We learned that there is currently a ton of research, animal testing and even a couple of clinical trials (in the USA) underway. It was great to get a better understanding of what this means for us and why they are concurrently testing various methods to improve the lives of those impacted by Rett Syndrome including the possibility of reversal of symptoms. 

We were also provided some great information about how to deal with the day-to-day lives of these individuals; from approaches to treatments, the development of a complex care plan and even strategies to engage children and adults in conversations and achieving literacy results!  Many of which we plan on implementing.

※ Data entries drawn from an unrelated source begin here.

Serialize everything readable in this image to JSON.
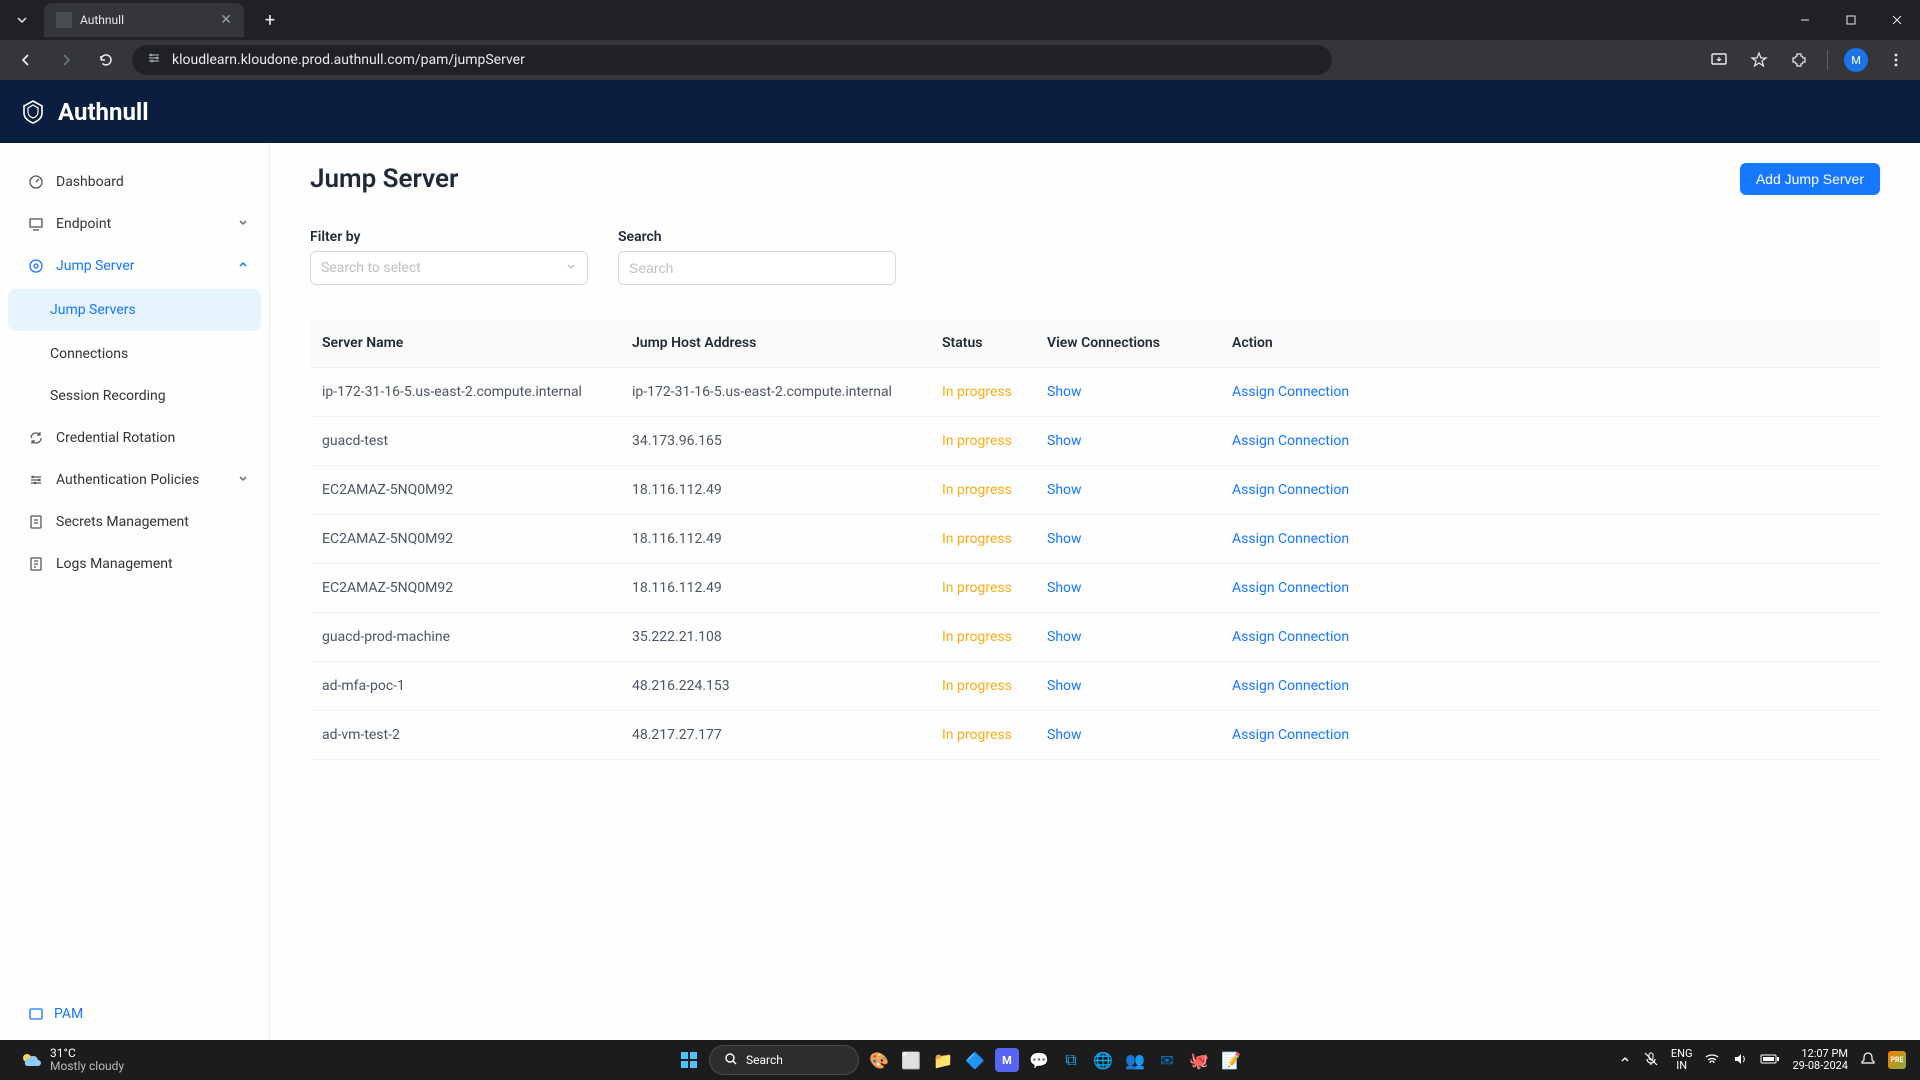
{
  "browser": {
    "tab_title": "Authnull",
    "url": "kloudlearn.kloudone.prod.authnull.com/pam/jumpServer",
    "avatar_initial": "M"
  },
  "app": {
    "name": "Authnull"
  },
  "sidebar": {
    "items": [
      {
        "label": "Dashboard"
      },
      {
        "label": "Endpoint"
      },
      {
        "label": "Jump Server"
      },
      {
        "label": "Credential Rotation"
      },
      {
        "label": "Authentication Policies"
      },
      {
        "label": "Secrets Management"
      },
      {
        "label": "Logs Management"
      }
    ],
    "jump_submenu": [
      {
        "label": "Jump Servers"
      },
      {
        "label": "Connections"
      },
      {
        "label": "Session Recording"
      }
    ],
    "footer_label": "PAM"
  },
  "page": {
    "title": "Jump Server",
    "add_button": "Add Jump Server",
    "filter_label": "Filter by",
    "filter_placeholder": "Search to select",
    "search_label": "Search",
    "search_placeholder": "Search"
  },
  "table": {
    "headers": [
      "Server Name",
      "Jump Host Address",
      "Status",
      "View Connections",
      "Action"
    ],
    "status_text": "In progress",
    "show_text": "Show",
    "assign_text": "Assign Connection",
    "rows": [
      {
        "name": "ip-172-31-16-5.us-east-2.compute.internal",
        "addr": "ip-172-31-16-5.us-east-2.compute.internal"
      },
      {
        "name": "guacd-test",
        "addr": "34.173.96.165"
      },
      {
        "name": "EC2AMAZ-5NQ0M92",
        "addr": "18.116.112.49"
      },
      {
        "name": "EC2AMAZ-5NQ0M92",
        "addr": "18.116.112.49"
      },
      {
        "name": "EC2AMAZ-5NQ0M92",
        "addr": "18.116.112.49"
      },
      {
        "name": "guacd-prod-machine",
        "addr": "35.222.21.108"
      },
      {
        "name": "ad-mfa-poc-1",
        "addr": "48.216.224.153"
      },
      {
        "name": "ad-vm-test-2",
        "addr": "48.217.27.177"
      }
    ]
  },
  "taskbar": {
    "temp": "31°C",
    "weather": "Mostly cloudy",
    "search": "Search",
    "lang1": "ENG",
    "lang2": "IN",
    "time": "12:07 PM",
    "date": "29-08-2024"
  }
}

Elle was able to join us Saturday night for the dinner celebration.  Elle enjoyed seeing her Rett sisters as well as all of the doctors who she loves all so much.  The highlight of Elle’s night was meeting CHCH Morning Live Co-Host, Annette Hamm, who was the MC for the night.  Unlike many other children Elle’s age, Elle LOVES the news (if we are home, the news must be on) and was incredibly ‘star-struck’, asking several times “Annette come to Elle’s house?”

One of the highlights of the weekend for us was the launch of the Canadian Rett Syndrome Registry.  This is where all of the money that we have raised through Ref4Rett over the last two seasons has been allocated.  The registry is a CRITICAL step that will organize the Canadian Rett Syndrome population to attract more research opportunities to Canada with a special focus on clinical trails of potential new treatments.  It was an overwhelming feeling to know that with all the support that we have received from so many people that Ref4Rett has been a key financial contributor to the launch of the Registry – Thanks again to each and every person who has supported us!  Our hope from the start has been that the Registry will make a drastic difference both in Elle’s life, and in the lives of everyone in Canada impacted by Rett Syndrome.

**If you know anyone in Canada living with Rett Syndrome, we strongly encourage you to register at http://www.rett.ca/registry/.   Please share this will everyone you know, as this is the next step in making a difference!**

We left the conference having made some new friends, connecting with old friends and having made some great contacts in the medical/research field.  The weekend helped to reinforce our great sense of hope that we can, and are, making a difference in Elle’s life both now and for the future, and have already started the planning process for the next Ref4Rett season.

Keep Calm and Cure Rett!


**We were completely unprepared with a dead battery in our camera, so we’ve taken a few pictures from the O.R.S.A. site to share**


The Canadian Rett Syndrome is officially open!


Beautiful Angels!





The Morton Family getting ready for dinner.